"C'mon, I'm good for it! If anyone knows, it's you guys!"
Anyway, back to our original theme. So, why is this a sign of being old? It isn't; credulous people exist at all ages. But there seems to be three phases in life.
Youth: Heck, this would solve everything, why not try, what's the harm?
Middle age: Thirty years of amused contempt for the whole operation.
Agedness: Heck, this would solve everything, why not try, what's the harm?
I doubt that today's youth have the same attraction to this sort of thing, because the PCH letter comes in the mail, and they are accustomed to regarding the mail as a strange remnant of a bygone world. To the young, the sound of the mailbox lid clanking shut is like the sound of glass milk bottles clinking or a rotary phone dial. You really want to mess with them? Make them drive a manual transmission car to the post office. "A what to the what?"

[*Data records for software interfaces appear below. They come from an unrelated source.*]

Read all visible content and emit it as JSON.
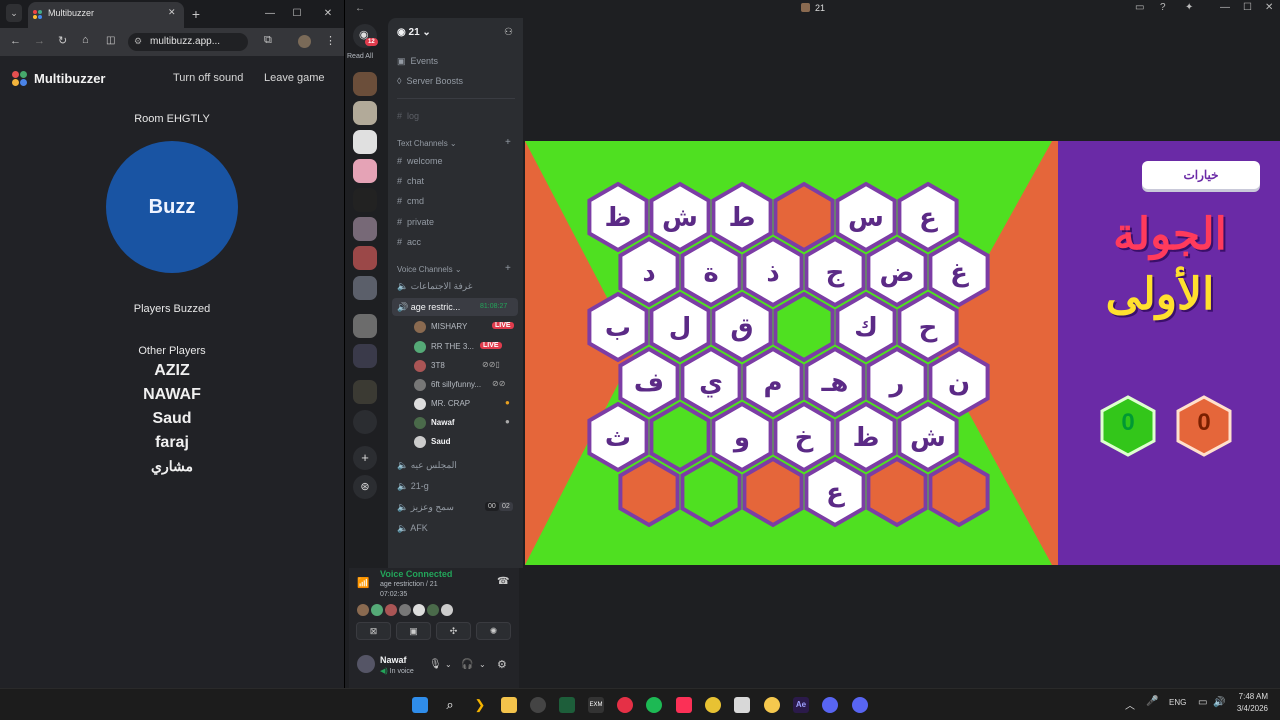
{
  "browser": {
    "tab_title": "Multibuzzer",
    "url": "multibuzz.app...",
    "new_tab": "+",
    "min": "—",
    "max": "☐",
    "close": "✕"
  },
  "multibuzzer": {
    "brand": "Multibuzzer",
    "sound_toggle": "Turn off sound",
    "leave": "Leave game",
    "room": "Room EHGTLY",
    "buzz": "Buzz",
    "buzzed_heading": "Players Buzzed",
    "other_heading": "Other Players",
    "players": [
      "AZIZ",
      "NAWAF",
      "Saud",
      "faraj",
      "مشاري"
    ]
  },
  "discord": {
    "title": "21",
    "server_name": "21",
    "read_all": "Read All",
    "badge": "12",
    "events": "Events",
    "boosts": "Server Boosts",
    "log": "log",
    "text_cat": "Text Channels",
    "text_channels": [
      "welcome",
      "chat",
      "cmd",
      "private",
      "acc"
    ],
    "voice_cat": "Voice Channels",
    "voice_channels": [
      {
        "name": "غرفة الاجتماعات"
      },
      {
        "name": "age restric...",
        "timer": "81:08:27"
      }
    ],
    "voice_users": [
      {
        "name": "MISHARY",
        "live": "LIVE"
      },
      {
        "name": "RR THE 3...",
        "live": "LIVE"
      },
      {
        "name": "3T8"
      },
      {
        "name": "6ft sillyfunny..."
      },
      {
        "name": "MR. CRAP"
      },
      {
        "name": "Nawaf"
      },
      {
        "name": "Saud"
      }
    ],
    "more_voice": [
      "المجلس عيه",
      "21-g",
      "سمح وعزيز",
      "AFK"
    ],
    "counter": [
      "00",
      "02"
    ],
    "voice_connected": "Voice Connected",
    "voice_path": "age restriction / 21",
    "voice_time": "07:02:35",
    "user": "Nawaf",
    "user_status": "In voice"
  },
  "game": {
    "options": "خيارات",
    "round_line1": "الجولة",
    "round_line2": "الأولى",
    "score_green": "0",
    "score_orange": "0",
    "rows": [
      [
        "ظ",
        "ش",
        "ط",
        "",
        "س",
        "ع"
      ],
      [
        "د",
        "ة",
        "ذ",
        "ج",
        "ض",
        "غ"
      ],
      [
        "ب",
        "ل",
        "ق",
        "",
        "ك",
        "ح"
      ],
      [
        "ف",
        "ي",
        "م",
        "هـ",
        "ر",
        "ن"
      ],
      [
        "ث",
        "",
        "و",
        "خ",
        "ظ",
        "ش"
      ],
      [
        "",
        "",
        "",
        "ع",
        "",
        ""
      ]
    ],
    "colors": {
      "green": "#4fe021",
      "orange": "#e5663a",
      "purple": "#6a2aa6",
      "hex_border": "#7c3da5",
      "white": "#ffffff"
    }
  },
  "taskbar": {
    "lang": "ENG",
    "time": "7:48 AM",
    "date": "3/4/2026"
  }
}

But when I was young, you were full of foolish hopes, so you affixed all the stamps correctly, sent it off without buying any magazines ... and forgot about it. The Prize Patrol never came around.
Someone showed up on a TV commercial a few months later, holding the big check, beaming brightly, and you suspected she was sitting at the front window all day with the drapes open, waiting for the Prize Patrol. She just had a feeling about this.
It was never someone in a housecoat with her hair up in curlers, Winston 100 dangling from her lips, a bit bleary: "Really? You gotta take a picture? OK, I guess, if that's what it takes to get the quarter-mil."
So you're wondering: Why would I enter the contest now, knowing that it'll probably result in an endless, eternal, ceaseless, unstoppable barrage of more mail from the PCH? Because I got one piece of mail yesterday, and one the day before. It's a long flight of stairs up to our mailbox.
I want the mail carrier to feel like it's worth it.